History:
The ghost of William "Grancer" Harrison (1789-1860) has been the subject of many ghost stories about his spirit seen dancing by his grave-site in Harrison Cemetery, Kinston, Alabama. Grancer was a successful cotton planter, and is rumored to have the largest number of slaves in the county. His slaves called him "Grand-sir", which was changed to Grancer over time. After years of being successful, Grancer was faced with the fact that he'd die one day, and decided to begin preparing for his funeral and any final arrangements that needed to be done. Slaves began work on a large ground tomb that he wanted to be buried in. He had requested that he be buried with his dancing clothes and clogs on while lying on his feather bed. His tomb was within earshot of the dance hall that he loved so much; he wanted to be part of it even after death. Harrison died in 1860, and his burial orders were carried out exactly to his specification. The Saturday night dances continued for a while, but without Harrison, the dance hall fell into ruin. People began to hear eerie sounds of fiddling and dancing coming from the cemetery on a Saturday night. Stories about hearing the voice of a man calling out square dances with a fiddle began to be shared. It is believed that they heard Grancer's ghost.
 
Key Points
  • Had Grancer Harrision burried there in 1860.
  • Haunted ever since.

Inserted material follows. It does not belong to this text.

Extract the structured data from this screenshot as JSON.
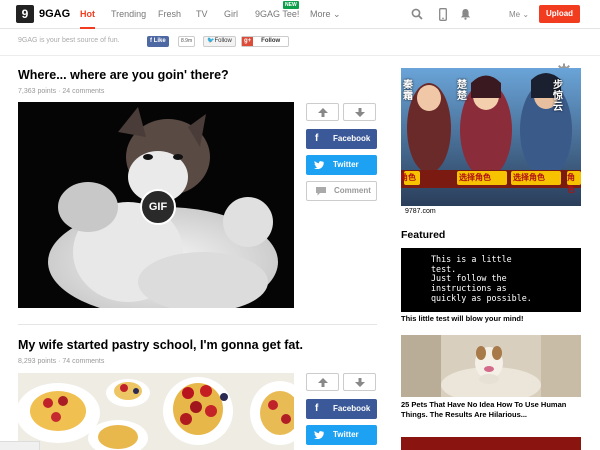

Key People
  • William "Grancer" Harrison - ghost
External Links:

Sunday, September 30, 2012

Haunted Alabama - Cahaba, Alabama



Location: Cahaba, Alabama, USA

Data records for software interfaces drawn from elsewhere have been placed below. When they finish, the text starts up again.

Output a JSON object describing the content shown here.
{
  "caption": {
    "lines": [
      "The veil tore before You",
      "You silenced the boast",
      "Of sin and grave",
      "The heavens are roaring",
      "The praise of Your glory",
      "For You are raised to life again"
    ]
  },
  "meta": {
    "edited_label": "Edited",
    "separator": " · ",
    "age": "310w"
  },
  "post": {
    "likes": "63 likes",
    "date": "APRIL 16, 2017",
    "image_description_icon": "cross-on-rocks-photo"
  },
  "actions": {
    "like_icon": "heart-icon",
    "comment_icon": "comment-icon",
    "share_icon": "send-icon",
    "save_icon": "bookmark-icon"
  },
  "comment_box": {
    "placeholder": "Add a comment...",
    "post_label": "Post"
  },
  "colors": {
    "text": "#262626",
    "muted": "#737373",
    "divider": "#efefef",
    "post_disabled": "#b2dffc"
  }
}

History:
Cahaba was chosen to be the Alabama state capitol on November 21st of 1818. The town was thriving by 1820, with large buildings inside of it. However, five years later in 1825, the town was struck by a major flood that destroyed part of the state house. The flood occurred due to the low elevation and two large rivers with a nasty reputation of flooding. In January, 1826, the capital was changed to Tuscaloosa. After years of semi-success, the town began to fall apart. By 1930, only a few handful of the original buildings were left. The town, no longer inhabited, is now an important archaeological site. Visitors can still see the abandoned town today. The town and its abandoned site have been the setting of several ghost stories during the 19th and 20th centuries. Among the true stories is one about a ghostly orb in a now-demolished garden maze at the former home of C. C. Pegues. The house was located in an open lot that occupied a block between Pine and Chestnut streets. The haunting was part of 13 Alabama Ghosts and Jeffrey under "Specter in the Maze of Cahaba".

Key Points
  • Chosen to be Alabama state capitol on November 21st, 1818.
  • Was thriving by 1820.
  • Major flood destroyed part of the state house in 1825.
  • Tuscaloosa became state capitol in January, 1826.
  • Town begins to fall apart.
  • Is uninhabited by 1930.
  • Haunted by C. C. Pegues.
Key People
  • C. C. Pegues - ghost
External Links: